There's a reason Logan has a sterling 92% score on Rotten Tomatoes. We've discussed why it's so refreshing in a genre that, while still financially viable, has hit a point of creative fatigue. And that's also why an R-Rated Wolverine movie would have been impossible to make until recently.
You can thank the boffo box-office receipts from Deadpool for showing that yes, there is an audience who is more than receptive to mature-themed (okay, with Deadpool "mature" feels weird to say) superhero movies. There is a market to be mined, and 20th Century Fox has cornered it (not to mention their utterly unique X-Men series Legion on FX).

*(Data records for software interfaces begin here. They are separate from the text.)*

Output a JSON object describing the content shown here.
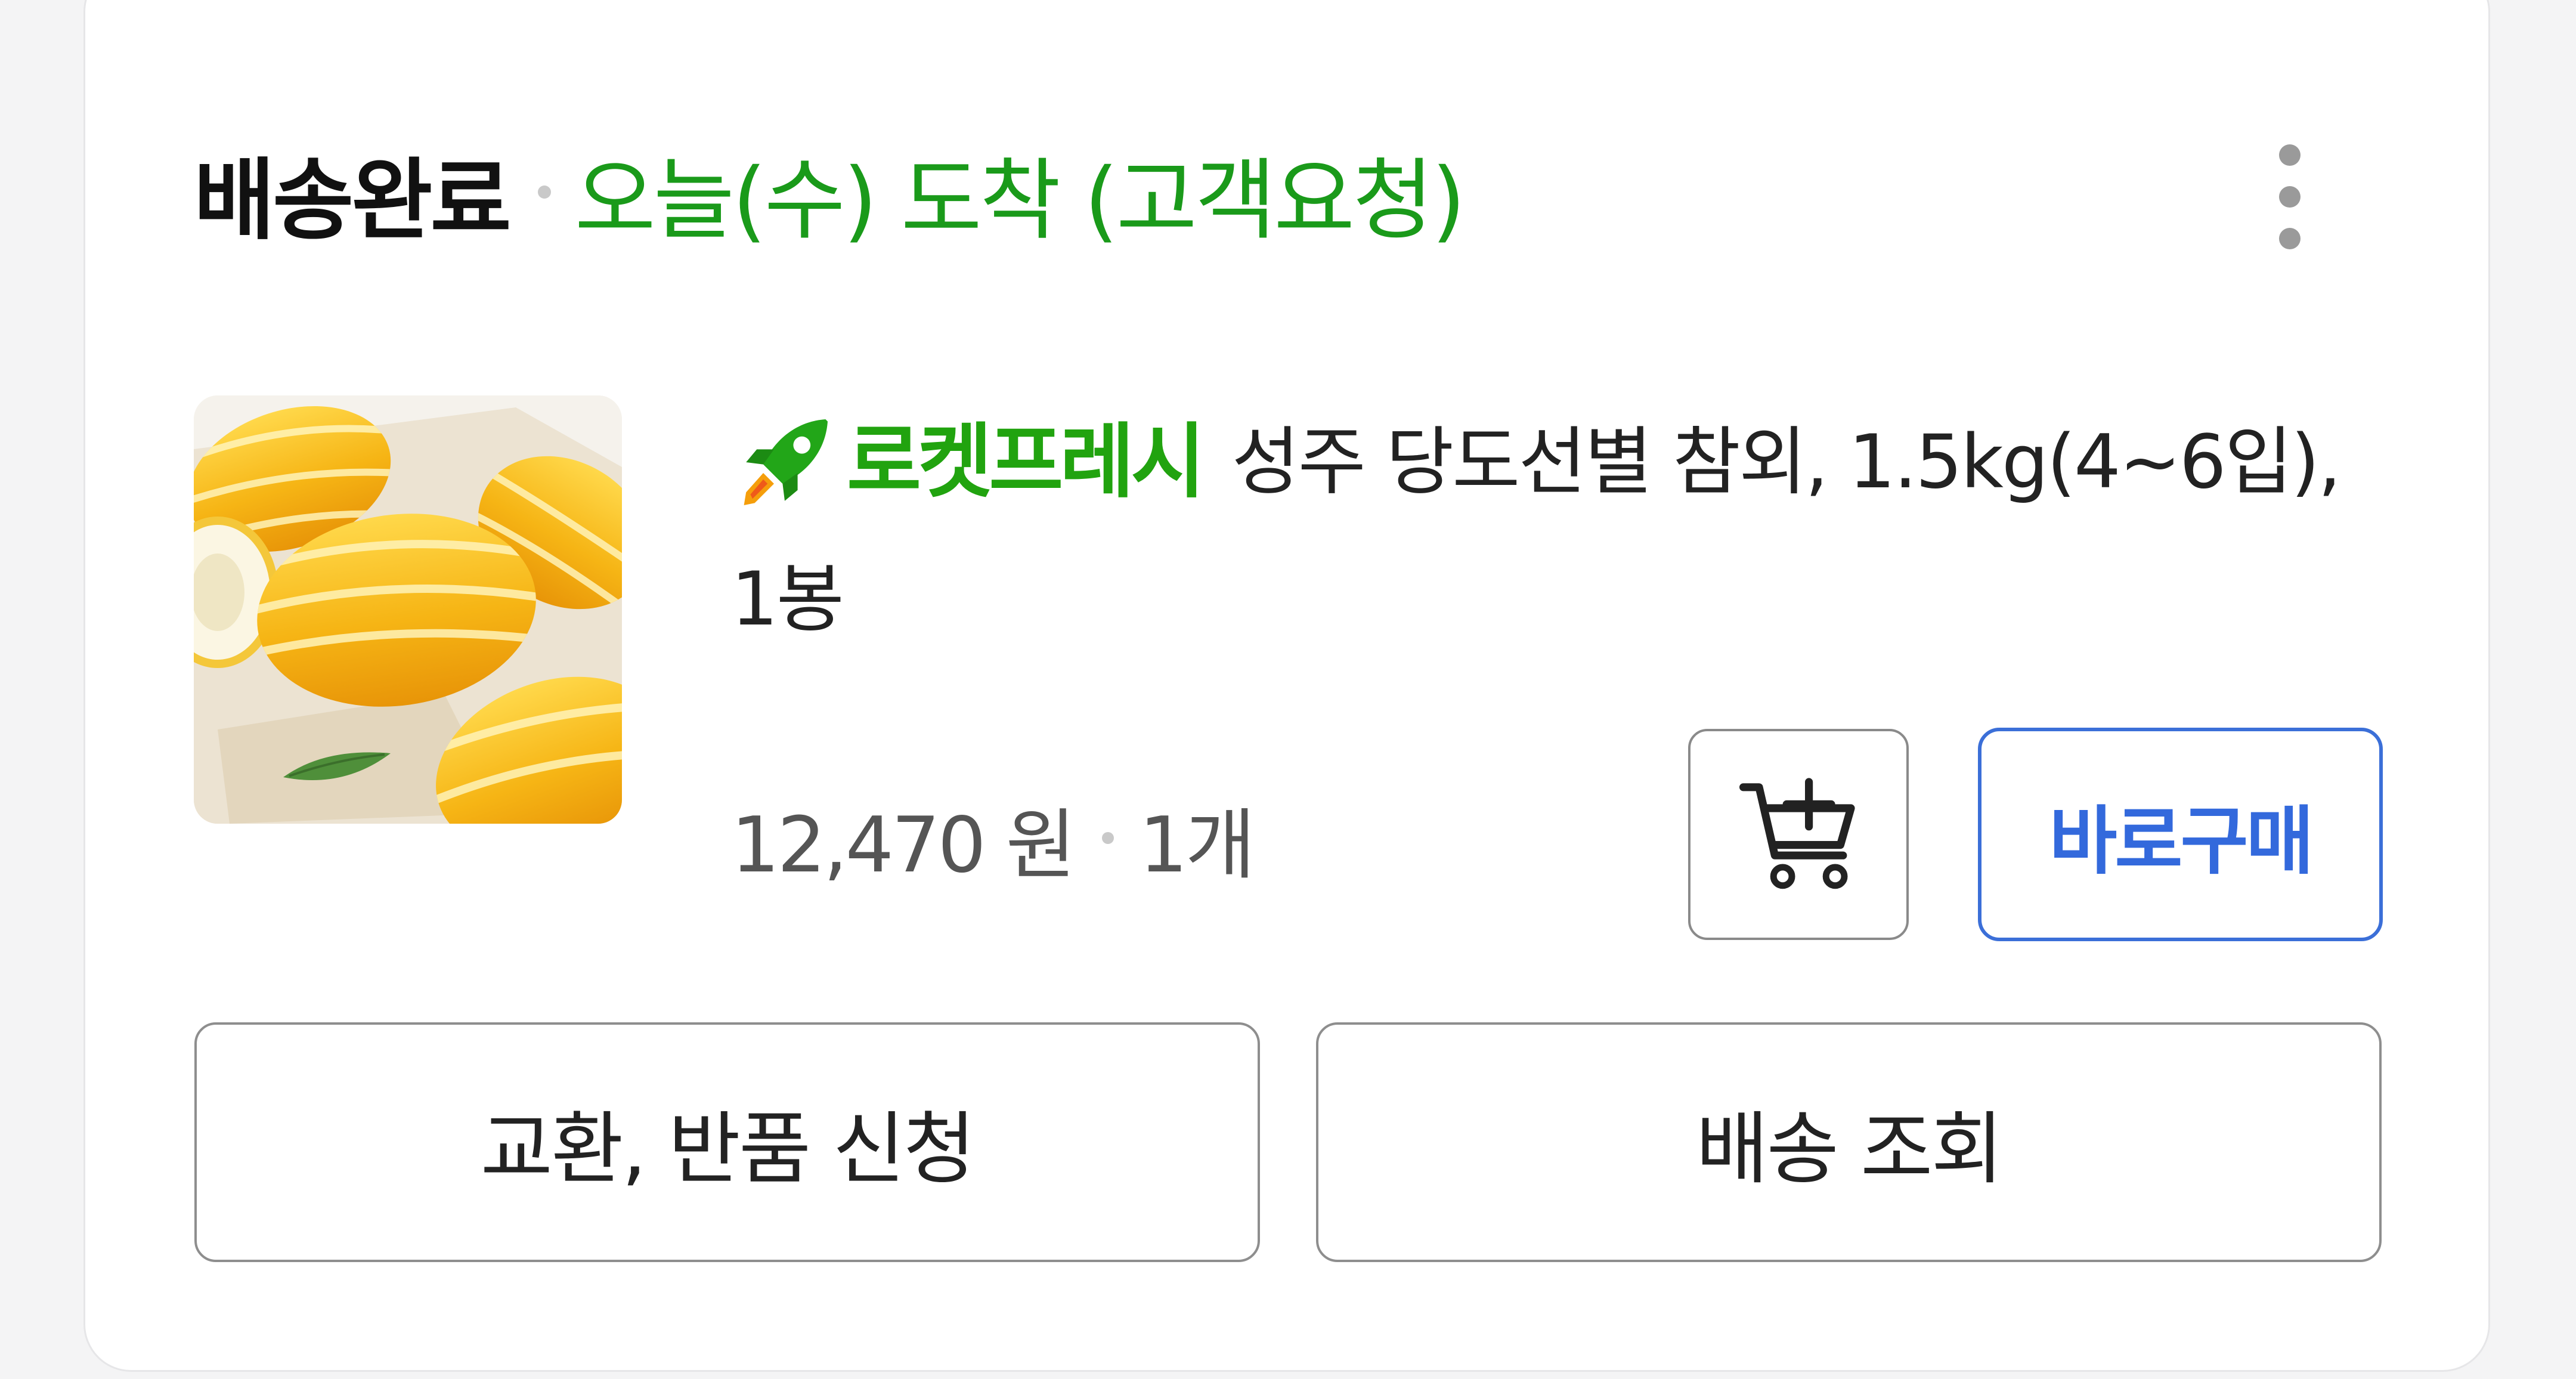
{
  "order": {
    "status": "배송완료",
    "arrival": "오늘(수) 도착 (고객요청)"
  },
  "menu": {
    "icon": "more-vertical-icon"
  },
  "product": {
    "thumbnail_alt": "참외",
    "badge_icon": "rocket-icon",
    "badge_label": "로켓프레시",
    "name": "성주 당도선별 참외, 1.5kg(4~6입), 1봉",
    "price": "12,470 원",
    "quantity": "1개"
  },
  "buttons": {
    "cart_icon": "add-to-cart-icon",
    "buy_now": "바로구매",
    "exchange_return": "교환, 반품 신청",
    "track_delivery": "배송 조회"
  },
  "colors": {
    "status_green": "#1a9a1a",
    "rocket_green": "#21a30f",
    "primary_blue": "#3369dc",
    "text_dark": "#111111"
  }
}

Logan took some major risks, and was brutal and heartbreaking in ways we just haven't seen in a comic book movie before. It's amazing that Mangold didn't have to deal with meddling from studio heads. It was obviously a gamble they were willing to chance. Hugh Jackman even took a pay cut, because he wanted to give the definitive take on his character. And now we have endless possibilities for the future of superhero flicks.
You've heard the quibbles over the years with comic book films -- Peter Parker shouldn't have organic web-shooters, The Joker should never have killed Batman's parents, and...let's not even get started on The Mandarin. When comic book films deliberately ignore, or totally change, the well-known mythology of established characters, fans become angry. And as previously mentioned, the X-Men movies aren't immune either. Often, these complaints are totally justified. (See: X-Men Origins: Wolverine sewing Deadpool's mouth shut.)
Despite all these grievances, ignoring or taking liberties with established characters and iconic comic book storylines isn't always a horrible tactic (Christopher Nolan's Bat-films being one of the most notable examples).
Logan is loosely based on Mark Millar and Steve McNiven's 2008 Old Man Logan comic series, and by loosely we mean in every sense of the word. Sure, it would have been cool to see a loyal adaptation, but Logan shows how creative liberties can work wonders if they serve a story that's just as strong as the source material, even with dramatic differences. Besides, literal comic book adaptations offer no surprises. Adding creative liberties keeps things unpredictable.
While Logan is a testament to the powerful mythos of Wolverine, and a send-off to an enormously popular character, it's also an indelible conclusion to Hugh Jackman's portrayal of everyone's favorite surly mutant.
This is no mean feat, and should not be underestimated. Jackman has played Logan over the course of 9 films. That's an unprecedented run for any actor inhabiting a role, let alone one that required him to undergo rigorous physical training to capture the ripped physique of a comic book hero.
The actor has never taken the part that made his career for granted, and he's been loyal and giving to fans during his tenure as the adamantium-clawed hero. And with Logan, he collaborated with director James Mangold to give the definitive performance as the character, finally showing him in all of his berserker-raging, slicing and dicing glory.
Jackman has never been better at portraying Logan than in his last performance. While fans will miss (and mourn) his final bow as the character (unless he changes his mind), he's gone out on top, and left a milestone no other actor can lay claim to.
That wraps up our list on how Logan has changed the superhero movie industry! What other ways do you think the film is a game-changer for the genre? Tell us in the comments.
Logan is currently playing in theaters. Deadpool 2 will be released Jan 12, 2018.